Tip Sheets & Toolkit

Every business faces cybersecurity challenges, no matter the industry or size.

Employees empowered with the resources and knowledge to protect your organization from cyberthreats is one of the best lines of defense you can have.  Share this list to debunk commonly quoted cybersecurity misconceptions:

Businesses are quickly deploying all kinds of technology. Different kinds of technologies come with different risks and strategies to protect them. 
The Global Cyber Alliance (GCA) has built a toolkit for small to medium-sized businesses to enable business owners to significantly reduce the cyber risks they face every day. Use the GCA Cybersecurity Toolkit to assess your security posture, implement free tools, find practical tips, and use free resources and guides to improve your company’s cybersecurity readiness and response:


The Handbook is intended to be a guide to assist U.S. manufacturers who supply products within supply chains for the DOD and who must ensure adequate security by implementing NIST SP 800-171 as part of the process for ensuring compliance with DFARS clause 252.204-7012, “Safeguarding Covered Defense information and Cyber Incident Reporting,” available at

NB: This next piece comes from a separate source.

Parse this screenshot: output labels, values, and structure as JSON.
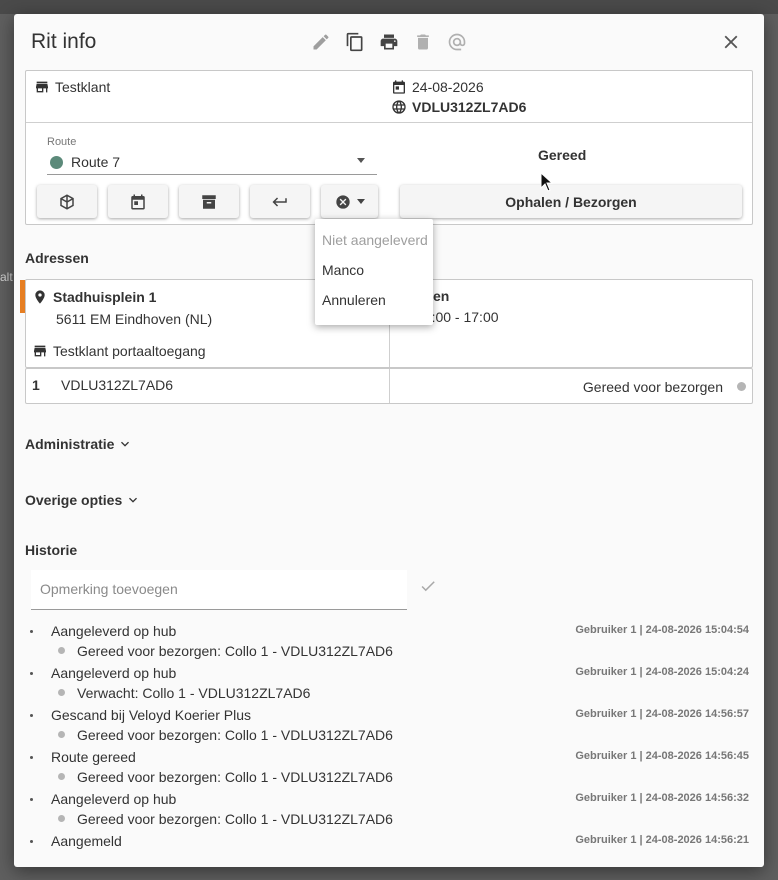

Visit one of the links at StaySafeOnline to check your devices for known viruses and spyware and see if your device is vulnerable to cyber attacks:

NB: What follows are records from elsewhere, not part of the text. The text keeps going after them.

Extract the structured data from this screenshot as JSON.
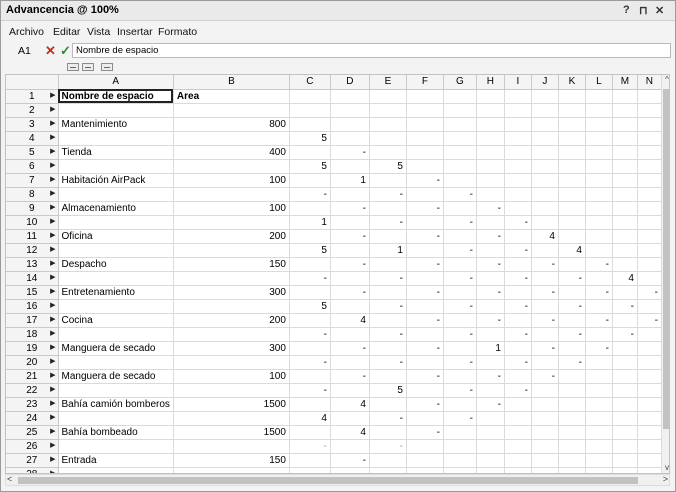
{
  "window": {
    "title": "Advancencia @ 100%",
    "help": "?",
    "pin": "⊓",
    "close": "✕"
  },
  "menu": [
    "Archivo",
    "Editar",
    "Vista",
    "Insertar",
    "Formato"
  ],
  "formula": {
    "cell_ref": "A1",
    "cancel": "✕",
    "accept": "✓",
    "value": "Nombre de espacio"
  },
  "columns": [
    "A",
    "B",
    "C",
    "D",
    "E",
    "F",
    "G",
    "H",
    "I",
    "J",
    "K",
    "L",
    "M",
    "N"
  ],
  "rows": [
    {
      "n": "1",
      "cells": [
        "Nombre de espacio",
        "Area",
        "",
        "",
        "",
        "",
        "",
        "",
        "",
        "",
        "",
        "",
        "",
        ""
      ]
    },
    {
      "n": "2",
      "cells": [
        "",
        "",
        "",
        "",
        "",
        "",
        "",
        "",
        "",
        "",
        "",
        "",
        "",
        ""
      ]
    },
    {
      "n": "3",
      "cells": [
        "Mantenimiento",
        "800",
        "",
        "",
        "",
        "",
        "",
        "",
        "",
        "",
        "",
        "",
        "",
        ""
      ]
    },
    {
      "n": "4",
      "cells": [
        "",
        "",
        "5",
        "",
        "",
        "",
        "",
        "",
        "",
        "",
        "",
        "",
        "",
        ""
      ]
    },
    {
      "n": "5",
      "cells": [
        "Tienda",
        "400",
        "",
        "-",
        "",
        "",
        "",
        "",
        "",
        "",
        "",
        "",
        "",
        ""
      ]
    },
    {
      "n": "6",
      "cells": [
        "",
        "",
        "5",
        "",
        "5",
        "",
        "",
        "",
        "",
        "",
        "",
        "",
        "",
        ""
      ]
    },
    {
      "n": "7",
      "cells": [
        "Habitación AirPack",
        "100",
        "",
        "1",
        "",
        "-",
        "",
        "",
        "",
        "",
        "",
        "",
        "",
        ""
      ]
    },
    {
      "n": "8",
      "cells": [
        "",
        "",
        "-",
        "",
        "-",
        "",
        "-",
        "",
        "",
        "",
        "",
        "",
        "",
        ""
      ]
    },
    {
      "n": "9",
      "cells": [
        "Almacenamiento",
        "100",
        "",
        "-",
        "",
        "-",
        "",
        "-",
        "",
        "",
        "",
        "",
        "",
        ""
      ]
    },
    {
      "n": "10",
      "cells": [
        "",
        "",
        "1",
        "",
        "-",
        "",
        "-",
        "",
        "-",
        "",
        "",
        "",
        "",
        ""
      ]
    },
    {
      "n": "11",
      "cells": [
        "Oficina",
        "200",
        "",
        "-",
        "",
        "-",
        "",
        "-",
        "",
        "4",
        "",
        "",
        "",
        ""
      ]
    },
    {
      "n": "12",
      "cells": [
        "",
        "",
        "5",
        "",
        "1",
        "",
        "-",
        "",
        "-",
        "",
        "4",
        "",
        "",
        ""
      ]
    },
    {
      "n": "13",
      "cells": [
        "Despacho",
        "150",
        "",
        "-",
        "",
        "-",
        "",
        "-",
        "",
        "-",
        "",
        "-",
        "",
        ""
      ]
    },
    {
      "n": "14",
      "cells": [
        "",
        "",
        "-",
        "",
        "-",
        "",
        "-",
        "",
        "-",
        "",
        "-",
        "",
        "4",
        ""
      ]
    },
    {
      "n": "15",
      "cells": [
        "Entretenamiento",
        "300",
        "",
        "-",
        "",
        "-",
        "",
        "-",
        "",
        "-",
        "",
        "-",
        "",
        "-"
      ]
    },
    {
      "n": "16",
      "cells": [
        "",
        "",
        "5",
        "",
        "-",
        "",
        "-",
        "",
        "-",
        "",
        "-",
        "",
        "-",
        ""
      ]
    },
    {
      "n": "17",
      "cells": [
        "Cocina",
        "200",
        "",
        "4",
        "",
        "-",
        "",
        "-",
        "",
        "-",
        "",
        "-",
        "",
        "-"
      ]
    },
    {
      "n": "18",
      "cells": [
        "",
        "",
        "-",
        "",
        "-",
        "",
        "-",
        "",
        "-",
        "",
        "-",
        "",
        "-",
        ""
      ]
    },
    {
      "n": "19",
      "cells": [
        "Manguera de secado",
        "300",
        "",
        "-",
        "",
        "-",
        "",
        "1",
        "",
        "-",
        "",
        "-",
        "",
        ""
      ]
    },
    {
      "n": "20",
      "cells": [
        "",
        "",
        "-",
        "",
        "-",
        "",
        "-",
        "",
        "-",
        "",
        "-",
        "",
        "",
        ""
      ]
    },
    {
      "n": "21",
      "cells": [
        "Manguera de secado",
        "100",
        "",
        "-",
        "",
        "-",
        "",
        "-",
        "",
        "-",
        "",
        "",
        "",
        ""
      ]
    },
    {
      "n": "22",
      "cells": [
        "",
        "",
        "-",
        "",
        "5",
        "",
        "-",
        "",
        "-",
        "",
        "",
        "",
        "",
        ""
      ]
    },
    {
      "n": "23",
      "cells": [
        "Bahía camión bomberos",
        "1500",
        "",
        "4",
        "",
        "-",
        "",
        "-",
        "",
        "",
        "",
        "",
        "",
        ""
      ]
    },
    {
      "n": "24",
      "cells": [
        "",
        "",
        "4",
        "",
        "-",
        "",
        "-",
        "",
        "",
        "",
        "",
        "",
        "",
        ""
      ]
    },
    {
      "n": "25",
      "cells": [
        "Bahía bombeado",
        "1500",
        "",
        "4",
        "",
        "-",
        "",
        "",
        "",
        "",
        "",
        "",
        "",
        ""
      ]
    },
    {
      "n": "26",
      "cells": [
        "",
        "",
        "-",
        "",
        "-",
        "",
        "",
        "",
        "",
        "",
        "",
        "",
        "",
        ""
      ]
    },
    {
      "n": "27",
      "cells": [
        "Entrada",
        "150",
        "",
        "-",
        "",
        "",
        "",
        "",
        "",
        "",
        "",
        "",
        "",
        ""
      ]
    },
    {
      "n": "28",
      "cells": [
        "",
        "",
        "",
        "",
        "",
        "",
        "",
        "",
        "",
        "",
        "",
        "",
        "",
        ""
      ]
    }
  ]
}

The National Cybersecurity Center of Excellence (NCCoE) at the National Institute of Standards and Technology (NIST) works with experts from industry, government, and academia to address businesses’ most pressing cybersecurity problems with practical, standards-based solutions using commercially available technologies.

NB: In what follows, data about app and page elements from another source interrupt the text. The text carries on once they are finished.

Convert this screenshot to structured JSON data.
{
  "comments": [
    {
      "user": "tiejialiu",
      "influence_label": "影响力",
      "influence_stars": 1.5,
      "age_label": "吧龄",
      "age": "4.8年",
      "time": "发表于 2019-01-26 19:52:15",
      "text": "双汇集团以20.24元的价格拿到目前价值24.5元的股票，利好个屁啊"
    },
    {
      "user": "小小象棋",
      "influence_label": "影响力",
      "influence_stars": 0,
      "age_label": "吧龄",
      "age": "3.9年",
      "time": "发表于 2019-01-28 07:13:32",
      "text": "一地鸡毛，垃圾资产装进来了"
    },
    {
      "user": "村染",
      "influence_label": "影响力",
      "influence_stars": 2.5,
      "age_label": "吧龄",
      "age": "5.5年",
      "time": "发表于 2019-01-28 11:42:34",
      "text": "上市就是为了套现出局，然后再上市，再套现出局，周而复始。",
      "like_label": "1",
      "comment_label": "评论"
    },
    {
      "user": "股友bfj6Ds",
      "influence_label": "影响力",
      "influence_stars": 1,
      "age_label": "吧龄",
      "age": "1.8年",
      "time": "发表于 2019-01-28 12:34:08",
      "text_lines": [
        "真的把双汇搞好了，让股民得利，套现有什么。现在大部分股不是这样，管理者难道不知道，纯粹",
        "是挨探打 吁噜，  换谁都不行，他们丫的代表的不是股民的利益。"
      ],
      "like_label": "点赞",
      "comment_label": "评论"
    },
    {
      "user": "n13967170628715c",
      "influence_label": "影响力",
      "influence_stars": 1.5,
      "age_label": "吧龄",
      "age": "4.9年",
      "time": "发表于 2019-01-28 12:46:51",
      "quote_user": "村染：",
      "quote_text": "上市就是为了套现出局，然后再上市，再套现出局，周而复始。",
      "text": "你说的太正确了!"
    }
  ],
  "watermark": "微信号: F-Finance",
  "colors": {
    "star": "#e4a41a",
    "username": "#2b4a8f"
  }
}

The U.S. Computer Emergency Readiness Team out of the Department of Homeland Security (DHS) has several resources available to businesses aligned to the five Cybersecurity Framework Function Areas: Identify; Protect; Detect; Respond; and Recover.

Some resources and programs align to more than one Function Area. These are updated as additional resources — from DHS, other Federal agencies, and the private sector — are identified:

The U.S. Department of Defense Office of the Under Secretary of Defense for Acquisition and Sustainment (OUSD(A&S)) recognizes that security is foundational to acquisition and should not be traded along with cost, schedule, and performance moving forward. The Department is committed to working with the Defense Industrial Base (DIB) sector to enhance the protection of controlled unclassified information (CUI) within the supply chain.

OUSD(A&S) is working with DoD stakeholders, University Affiliated Research Centers (UARCs), Federally Funded Research and Development Centers (FFRDC), and industry to develop the Cybersecurity Maturity Model Certification (CMMC).